Queen Catherine de Medici (1519-1589), who married KingHenri II (1519-1559), bought the château in 1550. The Domaine was highly profitable at this time (toll on the Loire and countless farming plots). She probably used Chaumont-sur-Loire as a hunting ground and stop-over between the Châteaux d’Amboise and Blois.
Catherine de Medici surrounded herself with astrologers her whole life, the most famous being Nostradamus (1503-1566) and Cosimo Ruggieri (?-1615). Legend has it that it was at Chaumont that Ruggieri predicted the end of the Valois dynasty to Catherine de Medici, in favour of the Bourbon dynasty with the arrival of Henri IV (1553-1610), King of Navarre. Cosimo Ruggieri made the faces of the Queen’s three sons destined to reign appear in a mirror. The number of times the mirror rotated indicated the number of years that each of the three kings would reign: François II (1559 - 1560), Charles IX (1560 - 1574) and Henri III (1575-1589).
Upon Henri II’s death, during a tournament, in 1559, Catherine de Medici –who had become Ruler of France– asked her former rival Diane de Poitiers to give her back the Château de Chenonceau. Indeed, this gift from the king was an inalienable property since it belonged to the Crown. In exchange she gave Diane de Poitiers (1499-1566) the Château de Chaumont.

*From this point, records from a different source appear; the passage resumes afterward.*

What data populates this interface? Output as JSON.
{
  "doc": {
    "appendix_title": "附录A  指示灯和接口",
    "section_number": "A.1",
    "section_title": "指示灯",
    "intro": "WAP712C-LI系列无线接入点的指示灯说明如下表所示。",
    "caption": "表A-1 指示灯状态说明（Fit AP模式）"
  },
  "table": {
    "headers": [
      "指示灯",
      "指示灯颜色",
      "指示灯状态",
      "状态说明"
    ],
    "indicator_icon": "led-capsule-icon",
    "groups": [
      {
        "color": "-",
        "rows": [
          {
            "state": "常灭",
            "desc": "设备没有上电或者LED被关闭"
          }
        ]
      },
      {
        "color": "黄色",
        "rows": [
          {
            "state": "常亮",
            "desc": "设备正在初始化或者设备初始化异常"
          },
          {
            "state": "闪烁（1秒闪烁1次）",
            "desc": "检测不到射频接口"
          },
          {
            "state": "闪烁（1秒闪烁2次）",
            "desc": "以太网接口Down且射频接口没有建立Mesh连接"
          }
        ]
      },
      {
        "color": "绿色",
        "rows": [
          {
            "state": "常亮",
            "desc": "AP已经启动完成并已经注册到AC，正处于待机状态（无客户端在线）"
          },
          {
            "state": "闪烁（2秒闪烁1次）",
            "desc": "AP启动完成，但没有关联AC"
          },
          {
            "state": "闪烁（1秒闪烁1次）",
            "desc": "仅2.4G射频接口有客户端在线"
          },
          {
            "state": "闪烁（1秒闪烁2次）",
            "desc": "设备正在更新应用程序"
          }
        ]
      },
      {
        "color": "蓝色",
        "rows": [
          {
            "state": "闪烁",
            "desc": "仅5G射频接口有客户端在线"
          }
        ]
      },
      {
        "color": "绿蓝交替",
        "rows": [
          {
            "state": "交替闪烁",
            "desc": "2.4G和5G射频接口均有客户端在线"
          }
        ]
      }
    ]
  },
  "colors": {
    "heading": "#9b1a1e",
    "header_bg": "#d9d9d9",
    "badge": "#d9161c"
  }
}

Henri II’s former mistress only stayed at Chaumont on rare occasions, but, concerned about her residences, she continued with the château’s construction up until her death in 1566. Chaumont now owes most of its current appearance to her. Upon becoming the new owner, her daughter was the first to express a desire to endow the château with grounds in 1573. But her death the following year put an end to the plans.